Alfred du Pont was born on April 11, 1798 in France to Eleuthere and Sophie Dalmas du Pont. His father's career during the French Revolution as both moderate politician and printer fell into disfavor as the Revolution became increasingly radical. The du Pont family fled to the United States, arriving on January 1, 1800. After a period in Bergen Point, New Jersey, the family settled outside Wilmington, Delaware, where in 1802 the E. I. du Pont de Nemours and Company was established to produce the high quality gunpowder in great demand at the time.

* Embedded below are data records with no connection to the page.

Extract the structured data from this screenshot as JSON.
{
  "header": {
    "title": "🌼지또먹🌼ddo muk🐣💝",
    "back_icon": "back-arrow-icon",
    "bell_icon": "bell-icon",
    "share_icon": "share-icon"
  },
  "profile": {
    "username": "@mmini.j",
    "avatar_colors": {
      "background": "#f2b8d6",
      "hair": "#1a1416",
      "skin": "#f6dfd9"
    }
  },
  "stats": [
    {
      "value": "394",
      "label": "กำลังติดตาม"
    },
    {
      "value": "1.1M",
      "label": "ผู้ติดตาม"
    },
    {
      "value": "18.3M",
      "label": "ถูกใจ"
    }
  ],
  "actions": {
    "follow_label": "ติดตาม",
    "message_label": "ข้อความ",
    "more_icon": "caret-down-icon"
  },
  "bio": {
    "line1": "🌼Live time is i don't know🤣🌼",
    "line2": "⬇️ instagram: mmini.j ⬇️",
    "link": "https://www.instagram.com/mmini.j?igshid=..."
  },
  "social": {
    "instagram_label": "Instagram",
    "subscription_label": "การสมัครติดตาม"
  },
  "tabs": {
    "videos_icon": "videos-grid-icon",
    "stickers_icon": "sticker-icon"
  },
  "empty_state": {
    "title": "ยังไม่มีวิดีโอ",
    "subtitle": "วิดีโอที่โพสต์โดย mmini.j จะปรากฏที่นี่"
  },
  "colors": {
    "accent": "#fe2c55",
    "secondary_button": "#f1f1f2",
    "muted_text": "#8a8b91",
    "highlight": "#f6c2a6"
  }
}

Du Pont’s early studies were directed by his parents and perhaps a private tutor. In 1811 he was sent to Mont Airy College, north of Philadelphia in Germantown. His father intended him to have a useful education in chemistry, so Alfred was sent to Dickinson College to study under Professor Thomas Cooper. Du Pont arrived in May 1816 and entered the College as a member of the class of 1818. He joined the Belles Lettres Literary Society, and a few months later was elected its president. In September 1816, Professor Cooper and College President Jeremiah Atwater’s quarrels divided the faculty; both men left the College, and were followed by most of the remaining faculty. Dickinson College was closed, and the students dismissed.
Du Pont went to Philadelphia where he was reunited with Professor Cooper. He accepted a position as Cooper's assistant at the University of Pennsylvania, where he set up laboratory equipment for the professor's demonstrations. However, du Pont’s formal education ended in 1818. The death of his grandfather and legal action taken against the company by a shareholder had weakened the family business. In March 1818, a disastrous explosion at the powder mill killed many workers and destroyed the mill. Du Pont returned home to help salvage the heavily indebted company.
In 1837, Alfred du Pont became head of the Du Pont Company. The constant strain of running the business, another mill explosion in 1847, and the difficult aftermath of once again rebuilding the family business damaged du Pont’s health. He retired in 1850. In October, 1824, du Pont had married Margaretta Elizabeth La Mott; the couple had seven children. Alfred Victor du Pont died on October 4, 1856 at his home in Delaware.
The du Pont family connection with the College was remembered in 1950, when his grandson Irenee du Pont, donated 500 shares in the Christiana Securities Company to endow the Alfred Victor du Pont Chair of Chemistry.